**Activity**
The answer must be the data, repeated exactly.

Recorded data
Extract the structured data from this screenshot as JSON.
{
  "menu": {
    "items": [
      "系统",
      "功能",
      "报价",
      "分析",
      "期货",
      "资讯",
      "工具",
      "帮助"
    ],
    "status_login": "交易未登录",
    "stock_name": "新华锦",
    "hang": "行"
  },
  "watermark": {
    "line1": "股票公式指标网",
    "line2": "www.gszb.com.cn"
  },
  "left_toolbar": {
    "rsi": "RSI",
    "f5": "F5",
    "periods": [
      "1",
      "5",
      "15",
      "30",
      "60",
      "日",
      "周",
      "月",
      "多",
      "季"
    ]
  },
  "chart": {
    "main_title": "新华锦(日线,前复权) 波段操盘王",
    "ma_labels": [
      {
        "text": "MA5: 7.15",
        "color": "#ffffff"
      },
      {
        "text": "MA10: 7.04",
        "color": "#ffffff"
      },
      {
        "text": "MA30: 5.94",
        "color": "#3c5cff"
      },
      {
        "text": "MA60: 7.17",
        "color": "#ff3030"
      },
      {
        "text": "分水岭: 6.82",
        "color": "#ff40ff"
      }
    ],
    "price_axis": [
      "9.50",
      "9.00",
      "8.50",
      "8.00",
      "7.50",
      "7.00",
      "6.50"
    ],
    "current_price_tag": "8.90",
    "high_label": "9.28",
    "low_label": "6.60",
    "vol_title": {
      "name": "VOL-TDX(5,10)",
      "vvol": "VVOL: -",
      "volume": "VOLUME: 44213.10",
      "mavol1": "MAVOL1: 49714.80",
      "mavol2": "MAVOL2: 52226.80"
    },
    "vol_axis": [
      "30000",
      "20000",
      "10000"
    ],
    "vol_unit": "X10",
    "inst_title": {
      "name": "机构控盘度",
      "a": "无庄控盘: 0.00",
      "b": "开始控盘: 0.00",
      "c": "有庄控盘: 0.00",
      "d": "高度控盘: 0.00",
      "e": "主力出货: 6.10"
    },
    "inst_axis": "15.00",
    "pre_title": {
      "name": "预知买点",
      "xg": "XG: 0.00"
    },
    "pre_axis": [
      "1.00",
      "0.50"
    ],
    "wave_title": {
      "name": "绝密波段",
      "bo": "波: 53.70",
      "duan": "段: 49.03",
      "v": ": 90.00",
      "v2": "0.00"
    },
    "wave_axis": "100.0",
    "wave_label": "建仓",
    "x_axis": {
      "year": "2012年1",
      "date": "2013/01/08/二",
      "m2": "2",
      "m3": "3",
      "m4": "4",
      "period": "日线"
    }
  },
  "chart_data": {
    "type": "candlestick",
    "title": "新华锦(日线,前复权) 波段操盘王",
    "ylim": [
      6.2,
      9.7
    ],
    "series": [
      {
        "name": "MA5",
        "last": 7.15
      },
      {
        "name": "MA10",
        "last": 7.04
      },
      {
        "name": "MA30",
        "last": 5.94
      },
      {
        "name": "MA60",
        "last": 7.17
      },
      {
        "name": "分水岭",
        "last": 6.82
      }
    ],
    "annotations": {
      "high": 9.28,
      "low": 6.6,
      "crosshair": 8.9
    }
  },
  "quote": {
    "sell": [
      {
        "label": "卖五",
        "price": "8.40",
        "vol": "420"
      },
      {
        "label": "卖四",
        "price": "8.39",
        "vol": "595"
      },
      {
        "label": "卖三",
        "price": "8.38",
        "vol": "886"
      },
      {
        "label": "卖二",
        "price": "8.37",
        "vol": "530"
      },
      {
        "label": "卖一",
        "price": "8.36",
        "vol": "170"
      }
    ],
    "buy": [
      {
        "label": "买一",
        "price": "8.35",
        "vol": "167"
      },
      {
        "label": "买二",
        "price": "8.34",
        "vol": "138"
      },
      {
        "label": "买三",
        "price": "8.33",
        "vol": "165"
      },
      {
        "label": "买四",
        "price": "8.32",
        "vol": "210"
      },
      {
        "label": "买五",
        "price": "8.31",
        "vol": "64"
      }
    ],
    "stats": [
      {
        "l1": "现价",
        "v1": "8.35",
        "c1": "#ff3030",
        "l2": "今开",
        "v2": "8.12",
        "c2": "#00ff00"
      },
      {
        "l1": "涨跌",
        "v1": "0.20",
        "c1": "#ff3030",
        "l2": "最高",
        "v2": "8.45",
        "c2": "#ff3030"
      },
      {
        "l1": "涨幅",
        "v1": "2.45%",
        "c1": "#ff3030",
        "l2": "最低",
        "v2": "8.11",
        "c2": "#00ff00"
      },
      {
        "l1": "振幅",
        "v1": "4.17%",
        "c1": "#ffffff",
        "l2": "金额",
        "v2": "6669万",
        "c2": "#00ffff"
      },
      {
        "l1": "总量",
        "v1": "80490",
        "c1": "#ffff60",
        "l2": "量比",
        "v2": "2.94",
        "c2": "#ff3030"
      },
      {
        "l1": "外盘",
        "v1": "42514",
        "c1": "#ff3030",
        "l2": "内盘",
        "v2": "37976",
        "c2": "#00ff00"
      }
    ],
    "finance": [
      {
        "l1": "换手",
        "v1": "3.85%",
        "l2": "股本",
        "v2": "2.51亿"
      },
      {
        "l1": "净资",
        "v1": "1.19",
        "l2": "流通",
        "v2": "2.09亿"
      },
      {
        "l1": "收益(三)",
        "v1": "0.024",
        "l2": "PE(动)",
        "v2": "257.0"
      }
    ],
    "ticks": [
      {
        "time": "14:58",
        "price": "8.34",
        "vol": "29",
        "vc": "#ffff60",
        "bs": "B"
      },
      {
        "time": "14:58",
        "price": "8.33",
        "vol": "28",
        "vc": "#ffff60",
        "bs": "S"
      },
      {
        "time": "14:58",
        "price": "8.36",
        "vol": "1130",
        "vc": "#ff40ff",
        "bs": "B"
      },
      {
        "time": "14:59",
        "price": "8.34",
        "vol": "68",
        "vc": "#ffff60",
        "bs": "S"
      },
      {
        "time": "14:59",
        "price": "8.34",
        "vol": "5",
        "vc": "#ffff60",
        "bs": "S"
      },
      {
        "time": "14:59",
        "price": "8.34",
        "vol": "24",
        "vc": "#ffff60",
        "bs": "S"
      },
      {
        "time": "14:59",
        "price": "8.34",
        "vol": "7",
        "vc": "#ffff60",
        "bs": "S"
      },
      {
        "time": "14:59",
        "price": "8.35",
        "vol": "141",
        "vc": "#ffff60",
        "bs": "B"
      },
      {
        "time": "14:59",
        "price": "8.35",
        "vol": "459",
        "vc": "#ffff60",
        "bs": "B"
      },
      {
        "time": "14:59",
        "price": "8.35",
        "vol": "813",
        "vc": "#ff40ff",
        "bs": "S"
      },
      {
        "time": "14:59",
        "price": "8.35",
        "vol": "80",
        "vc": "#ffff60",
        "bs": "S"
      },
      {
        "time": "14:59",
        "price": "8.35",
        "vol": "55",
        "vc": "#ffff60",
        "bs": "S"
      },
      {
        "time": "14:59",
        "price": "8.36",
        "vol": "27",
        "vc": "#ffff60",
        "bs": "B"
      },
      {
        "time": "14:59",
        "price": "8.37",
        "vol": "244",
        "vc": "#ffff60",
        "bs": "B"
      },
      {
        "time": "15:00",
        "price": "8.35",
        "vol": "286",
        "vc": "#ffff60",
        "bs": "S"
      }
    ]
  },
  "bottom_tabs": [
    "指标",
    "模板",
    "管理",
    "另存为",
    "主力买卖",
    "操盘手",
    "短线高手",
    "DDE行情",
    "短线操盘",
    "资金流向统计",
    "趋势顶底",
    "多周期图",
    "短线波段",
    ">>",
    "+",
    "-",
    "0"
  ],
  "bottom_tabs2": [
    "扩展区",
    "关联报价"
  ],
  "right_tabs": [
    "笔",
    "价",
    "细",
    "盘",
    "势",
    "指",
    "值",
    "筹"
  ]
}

**Result**
Extract the structured data from this screenshot as JSON.
{
  "menu": {
    "items": [
      "系统",
      "功能",
      "报价",
      "分析",
      "期货",
      "资讯",
      "工具",
      "帮助"
    ],
    "status_login": "交易未登录",
    "stock_name": "新华锦",
    "hang": "行"
  },
  "watermark": {
    "line1": "股票公式指标网",
    "line2": "www.gszb.com.cn"
  },
  "left_toolbar": {
    "rsi": "RSI",
    "f5": "F5",
    "periods": [
      "1",
      "5",
      "15",
      "30",
      "60",
      "日",
      "周",
      "月",
      "多",
      "季"
    ]
  },
  "chart": {
    "main_title": "新华锦(日线,前复权) 波段操盘王",
    "ma_labels": [
      {
        "text": "MA5: 7.15",
        "color": "#ffffff"
      },
      {
        "text": "MA10: 7.04",
        "color": "#ffffff"
      },
      {
        "text": "MA30: 5.94",
        "color": "#3c5cff"
      },
      {
        "text": "MA60: 7.17",
        "color": "#ff3030"
      },
      {
        "text": "分水岭: 6.82",
        "color": "#ff40ff"
      }
    ],
    "price_axis": [
      "9.50",
      "9.00",
      "8.50",
      "8.00",
      "7.50",
      "7.00",
      "6.50"
    ],
    "current_price_tag": "8.90",
    "high_label": "9.28",
    "low_label": "6.60",
    "vol_title": {
      "name": "VOL-TDX(5,10)",
      "vvol": "VVOL: -",
      "volume": "VOLUME: 44213.10",
      "mavol1": "MAVOL1: 49714.80",
      "mavol2": "MAVOL2: 52226.80"
    },
    "vol_axis": [
      "30000",
      "20000",
      "10000"
    ],
    "vol_unit": "X10",
    "inst_title": {
      "name": "机构控盘度",
      "a": "无庄控盘: 0.00",
      "b": "开始控盘: 0.00",
      "c": "有庄控盘: 0.00",
      "d": "高度控盘: 0.00",
      "e": "主力出货: 6.10"
    },
    "inst_axis": "15.00",
    "pre_title": {
      "name": "预知买点",
      "xg": "XG: 0.00"
    },
    "pre_axis": [
      "1.00",
      "0.50"
    ],
    "wave_title": {
      "name": "绝密波段",
      "bo": "波: 53.70",
      "duan": "段: 49.03",
      "v": ": 90.00",
      "v2": "0.00"
    },
    "wave_axis": "100.0",
    "wave_label": "建仓",
    "x_axis": {
      "year": "2012年1",
      "date": "2013/01/08/二",
      "m2": "2",
      "m3": "3",
      "m4": "4",
      "period": "日线"
    }
  },
  "chart_data": {
    "type": "candlestick",
    "title": "新华锦(日线,前复权) 波段操盘王",
    "ylim": [
      6.2,
      9.7
    ],
    "series": [
      {
        "name": "MA5",
        "last": 7.15
      },
      {
        "name": "MA10",
        "last": 7.04
      },
      {
        "name": "MA30",
        "last": 5.94
      },
      {
        "name": "MA60",
        "last": 7.17
      },
      {
        "name": "分水岭",
        "last": 6.82
      }
    ],
    "annotations": {
      "high": 9.28,
      "low": 6.6,
      "crosshair": 8.9
    }
  },
  "quote": {
    "sell": [
      {
        "label": "卖五",
        "price": "8.40",
        "vol": "420"
      },
      {
        "label": "卖四",
        "price": "8.39",
        "vol": "595"
      },
      {
        "label": "卖三",
        "price": "8.38",
        "vol": "886"
      },
      {
        "label": "卖二",
        "price": "8.37",
        "vol": "530"
      },
      {
        "label": "卖一",
        "price": "8.36",
        "vol": "170"
      }
    ],
    "buy": [
      {
        "label": "买一",
        "price": "8.35",
        "vol": "167"
      },
      {
        "label": "买二",
        "price": "8.34",
        "vol": "138"
      },
      {
        "label": "买三",
        "price": "8.33",
        "vol": "165"
      },
      {
        "label": "买四",
        "price": "8.32",
        "vol": "210"
      },
      {
        "label": "买五",
        "price": "8.31",
        "vol": "64"
      }
    ],
    "stats": [
      {
        "l1": "现价",
        "v1": "8.35",
        "c1": "#ff3030",
        "l2": "今开",
        "v2": "8.12",
        "c2": "#00ff00"
      },
      {
        "l1": "涨跌",
        "v1": "0.20",
        "c1": "#ff3030",
        "l2": "最高",
        "v2": "8.45",
        "c2": "#ff3030"
      },
      {
        "l1": "涨幅",
        "v1": "2.45%",
        "c1": "#ff3030",
        "l2": "最低",
        "v2": "8.11",
        "c2": "#00ff00"
      },
      {
        "l1": "振幅",
        "v1": "4.17%",
        "c1": "#ffffff",
        "l2": "金额",
        "v2": "6669万",
        "c2": "#00ffff"
      },
      {
        "l1": "总量",
        "v1": "80490",
        "c1": "#ffff60",
        "l2": "量比",
        "v2": "2.94",
        "c2": "#ff3030"
      },
      {
        "l1": "外盘",
        "v1": "42514",
        "c1": "#ff3030",
        "l2": "内盘",
        "v2": "37976",
        "c2": "#00ff00"
      }
    ],
    "finance": [
      {
        "l1": "换手",
        "v1": "3.85%",
        "l2": "股本",
        "v2": "2.51亿"
      },
      {
        "l1": "净资",
        "v1": "1.19",
        "l2": "流通",
        "v2": "2.09亿"
      },
      {
        "l1": "收益(三)",
        "v1": "0.024",
        "l2": "PE(动)",
        "v2": "257.0"
      }
    ],
    "ticks": [
      {
        "time": "14:58",
        "price": "8.34",
        "vol": "29",
        "vc": "#ffff60",
        "bs": "B"
      },
      {
        "time": "14:58",
        "price": "8.33",
        "vol": "28",
        "vc": "#ffff60",
        "bs": "S"
      },
      {
        "time": "14:58",
        "price": "8.36",
        "vol": "1130",
        "vc": "#ff40ff",
        "bs": "B"
      },
      {
        "time": "14:59",
        "price": "8.34",
        "vol": "68",
        "vc": "#ffff60",
        "bs": "S"
      },
      {
        "time": "14:59",
        "price": "8.34",
        "vol": "5",
        "vc": "#ffff60",
        "bs": "S"
      },
      {
        "time": "14:59",
        "price": "8.34",
        "vol": "24",
        "vc": "#ffff60",
        "bs": "S"
      },
      {
        "time": "14:59",
        "price": "8.34",
        "vol": "7",
        "vc": "#ffff60",
        "bs": "S"
      },
      {
        "time": "14:59",
        "price": "8.35",
        "vol": "141",
        "vc": "#ffff60",
        "bs": "B"
      },
      {
        "time": "14:59",
        "price": "8.35",
        "vol": "459",
        "vc": "#ffff60",
        "bs": "B"
      },
      {
        "time": "14:59",
        "price": "8.35",
        "vol": "813",
        "vc": "#ff40ff",
        "bs": "S"
      },
      {
        "time": "14:59",
        "price": "8.35",
        "vol": "80",
        "vc": "#ffff60",
        "bs": "S"
      },
      {
        "time": "14:59",
        "price": "8.35",
        "vol": "55",
        "vc": "#ffff60",
        "bs": "S"
      },
      {
        "time": "14:59",
        "price": "8.36",
        "vol": "27",
        "vc": "#ffff60",
        "bs": "B"
      },
      {
        "time": "14:59",
        "price": "8.37",
        "vol": "244",
        "vc": "#ffff60",
        "bs": "B"
      },
      {
        "time": "15:00",
        "price": "8.35",
        "vol": "286",
        "vc": "#ffff60",
        "bs": "S"
      }
    ]
  },
  "bottom_tabs": [
    "指标",
    "模板",
    "管理",
    "另存为",
    "主力买卖",
    "操盘手",
    "短线高手",
    "DDE行情",
    "短线操盘",
    "资金流向统计",
    "趋势顶底",
    "多周期图",
    "短线波段",
    ">>",
    "+",
    "-",
    "0"
  ],
  "bottom_tabs2": [
    "扩展区",
    "关联报价"
  ],
  "right_tabs": [
    "笔",
    "价",
    "细",
    "盘",
    "势",
    "指",
    "值",
    "筹"
  ]
}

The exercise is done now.